Show all lines of the listing that hold the word "driver".

:::

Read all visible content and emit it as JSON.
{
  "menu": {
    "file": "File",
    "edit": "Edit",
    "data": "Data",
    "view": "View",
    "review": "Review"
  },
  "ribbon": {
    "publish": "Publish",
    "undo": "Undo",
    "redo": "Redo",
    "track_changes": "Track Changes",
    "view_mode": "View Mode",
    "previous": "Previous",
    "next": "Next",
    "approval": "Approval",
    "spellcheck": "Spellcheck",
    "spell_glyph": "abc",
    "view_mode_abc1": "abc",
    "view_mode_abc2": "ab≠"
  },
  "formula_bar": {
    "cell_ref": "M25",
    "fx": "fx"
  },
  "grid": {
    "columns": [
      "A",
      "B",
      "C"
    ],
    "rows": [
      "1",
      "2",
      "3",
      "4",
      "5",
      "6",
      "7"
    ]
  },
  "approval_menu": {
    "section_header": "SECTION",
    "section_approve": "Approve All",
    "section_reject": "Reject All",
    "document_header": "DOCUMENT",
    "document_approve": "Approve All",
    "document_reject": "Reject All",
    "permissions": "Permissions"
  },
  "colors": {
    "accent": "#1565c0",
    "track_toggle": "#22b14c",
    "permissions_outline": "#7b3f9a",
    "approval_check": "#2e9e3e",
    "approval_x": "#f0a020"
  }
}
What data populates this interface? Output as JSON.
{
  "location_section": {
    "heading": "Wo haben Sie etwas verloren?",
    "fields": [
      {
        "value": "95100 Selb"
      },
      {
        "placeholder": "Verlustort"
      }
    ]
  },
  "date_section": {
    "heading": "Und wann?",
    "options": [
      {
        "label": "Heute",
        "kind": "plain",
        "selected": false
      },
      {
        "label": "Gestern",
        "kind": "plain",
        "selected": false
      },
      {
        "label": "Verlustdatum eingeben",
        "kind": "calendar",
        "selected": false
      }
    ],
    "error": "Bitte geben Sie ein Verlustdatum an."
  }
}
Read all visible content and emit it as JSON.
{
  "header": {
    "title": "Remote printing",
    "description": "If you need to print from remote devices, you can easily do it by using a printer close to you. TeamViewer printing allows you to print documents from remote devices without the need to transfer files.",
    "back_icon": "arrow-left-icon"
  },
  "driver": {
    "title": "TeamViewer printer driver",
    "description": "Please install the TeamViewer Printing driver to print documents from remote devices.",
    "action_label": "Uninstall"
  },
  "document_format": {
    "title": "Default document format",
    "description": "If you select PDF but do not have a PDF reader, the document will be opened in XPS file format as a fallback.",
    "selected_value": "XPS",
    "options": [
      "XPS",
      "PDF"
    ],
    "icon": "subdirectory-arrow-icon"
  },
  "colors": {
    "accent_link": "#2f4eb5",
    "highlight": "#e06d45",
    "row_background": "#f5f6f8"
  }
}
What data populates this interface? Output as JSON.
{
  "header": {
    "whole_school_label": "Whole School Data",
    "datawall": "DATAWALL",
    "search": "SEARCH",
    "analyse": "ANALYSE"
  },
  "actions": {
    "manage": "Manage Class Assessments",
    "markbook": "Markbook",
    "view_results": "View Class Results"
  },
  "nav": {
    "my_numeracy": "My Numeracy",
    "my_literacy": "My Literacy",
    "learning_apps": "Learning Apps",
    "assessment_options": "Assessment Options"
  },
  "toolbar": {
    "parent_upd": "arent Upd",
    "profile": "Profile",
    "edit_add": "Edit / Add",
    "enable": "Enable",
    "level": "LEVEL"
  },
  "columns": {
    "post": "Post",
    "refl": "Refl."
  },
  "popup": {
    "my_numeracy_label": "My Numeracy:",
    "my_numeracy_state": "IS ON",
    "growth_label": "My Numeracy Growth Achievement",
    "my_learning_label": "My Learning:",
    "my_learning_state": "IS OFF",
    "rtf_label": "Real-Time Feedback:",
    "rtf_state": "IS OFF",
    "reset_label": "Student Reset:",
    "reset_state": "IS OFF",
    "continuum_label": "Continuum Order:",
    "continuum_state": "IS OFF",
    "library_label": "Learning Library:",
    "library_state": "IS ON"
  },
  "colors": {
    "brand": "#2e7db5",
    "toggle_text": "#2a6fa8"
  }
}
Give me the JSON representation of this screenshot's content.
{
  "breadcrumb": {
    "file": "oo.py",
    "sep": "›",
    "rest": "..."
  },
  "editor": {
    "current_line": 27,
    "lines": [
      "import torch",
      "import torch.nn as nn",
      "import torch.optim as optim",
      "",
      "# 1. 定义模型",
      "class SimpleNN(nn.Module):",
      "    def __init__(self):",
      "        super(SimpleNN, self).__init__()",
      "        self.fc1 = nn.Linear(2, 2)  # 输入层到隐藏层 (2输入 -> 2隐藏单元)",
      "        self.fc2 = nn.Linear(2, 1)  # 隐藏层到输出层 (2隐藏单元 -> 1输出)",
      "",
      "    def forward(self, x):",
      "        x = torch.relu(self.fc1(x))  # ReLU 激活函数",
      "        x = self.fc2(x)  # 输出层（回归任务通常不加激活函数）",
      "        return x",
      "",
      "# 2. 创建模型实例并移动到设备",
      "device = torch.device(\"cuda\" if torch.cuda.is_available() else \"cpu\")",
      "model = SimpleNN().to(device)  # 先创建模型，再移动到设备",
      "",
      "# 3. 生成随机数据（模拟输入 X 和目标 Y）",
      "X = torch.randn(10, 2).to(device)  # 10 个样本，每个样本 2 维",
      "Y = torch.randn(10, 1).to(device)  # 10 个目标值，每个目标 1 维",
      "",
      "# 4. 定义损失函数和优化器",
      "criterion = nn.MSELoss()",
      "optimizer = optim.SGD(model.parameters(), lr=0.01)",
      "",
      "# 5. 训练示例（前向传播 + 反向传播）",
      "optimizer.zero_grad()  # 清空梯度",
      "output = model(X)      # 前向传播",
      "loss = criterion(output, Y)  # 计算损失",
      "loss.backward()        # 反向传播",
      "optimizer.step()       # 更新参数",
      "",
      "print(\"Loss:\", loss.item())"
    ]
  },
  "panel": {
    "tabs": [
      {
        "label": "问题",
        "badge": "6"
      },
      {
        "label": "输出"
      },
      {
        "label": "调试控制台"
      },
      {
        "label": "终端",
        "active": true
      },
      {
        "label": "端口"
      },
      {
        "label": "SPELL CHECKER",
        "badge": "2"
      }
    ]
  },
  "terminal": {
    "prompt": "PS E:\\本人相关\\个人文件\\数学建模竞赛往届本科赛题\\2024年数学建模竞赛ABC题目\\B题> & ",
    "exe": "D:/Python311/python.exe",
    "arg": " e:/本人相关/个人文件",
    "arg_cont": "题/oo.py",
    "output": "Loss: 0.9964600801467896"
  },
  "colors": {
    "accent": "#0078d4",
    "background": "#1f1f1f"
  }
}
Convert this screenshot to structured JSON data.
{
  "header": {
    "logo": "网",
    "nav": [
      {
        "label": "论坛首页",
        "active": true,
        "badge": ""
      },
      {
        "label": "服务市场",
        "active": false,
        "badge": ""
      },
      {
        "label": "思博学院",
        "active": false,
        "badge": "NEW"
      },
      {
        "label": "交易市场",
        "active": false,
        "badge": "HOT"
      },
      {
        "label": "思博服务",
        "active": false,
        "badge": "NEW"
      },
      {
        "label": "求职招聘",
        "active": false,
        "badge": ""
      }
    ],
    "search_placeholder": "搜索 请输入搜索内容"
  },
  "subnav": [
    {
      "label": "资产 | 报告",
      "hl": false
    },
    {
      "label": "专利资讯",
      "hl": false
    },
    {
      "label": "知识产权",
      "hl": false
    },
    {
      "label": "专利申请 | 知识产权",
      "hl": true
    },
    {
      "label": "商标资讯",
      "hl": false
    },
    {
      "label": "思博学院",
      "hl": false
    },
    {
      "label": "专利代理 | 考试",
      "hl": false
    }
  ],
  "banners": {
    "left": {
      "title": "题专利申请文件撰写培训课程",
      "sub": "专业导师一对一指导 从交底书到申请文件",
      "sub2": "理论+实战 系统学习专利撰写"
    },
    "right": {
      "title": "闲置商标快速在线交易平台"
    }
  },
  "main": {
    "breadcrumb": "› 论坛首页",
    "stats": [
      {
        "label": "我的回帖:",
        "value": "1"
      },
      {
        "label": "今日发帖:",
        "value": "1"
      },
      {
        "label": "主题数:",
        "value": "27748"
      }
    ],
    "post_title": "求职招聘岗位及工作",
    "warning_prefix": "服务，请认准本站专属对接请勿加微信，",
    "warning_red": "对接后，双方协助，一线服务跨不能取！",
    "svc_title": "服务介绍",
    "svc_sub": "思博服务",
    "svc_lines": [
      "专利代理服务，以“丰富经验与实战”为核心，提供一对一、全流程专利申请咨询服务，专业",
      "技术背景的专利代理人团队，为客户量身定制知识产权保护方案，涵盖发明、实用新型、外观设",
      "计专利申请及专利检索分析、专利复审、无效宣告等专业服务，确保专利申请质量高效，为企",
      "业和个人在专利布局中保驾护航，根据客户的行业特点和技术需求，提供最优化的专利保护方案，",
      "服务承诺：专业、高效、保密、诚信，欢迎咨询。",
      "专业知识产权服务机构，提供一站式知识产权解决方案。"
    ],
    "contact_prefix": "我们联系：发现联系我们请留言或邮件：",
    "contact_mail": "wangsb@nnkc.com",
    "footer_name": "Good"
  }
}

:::

● RESULT
  "driver": {
    "title": "TeamViewer printer driver",
    "description": "Please install the TeamViewer Printing driver to print documents from remote devices.",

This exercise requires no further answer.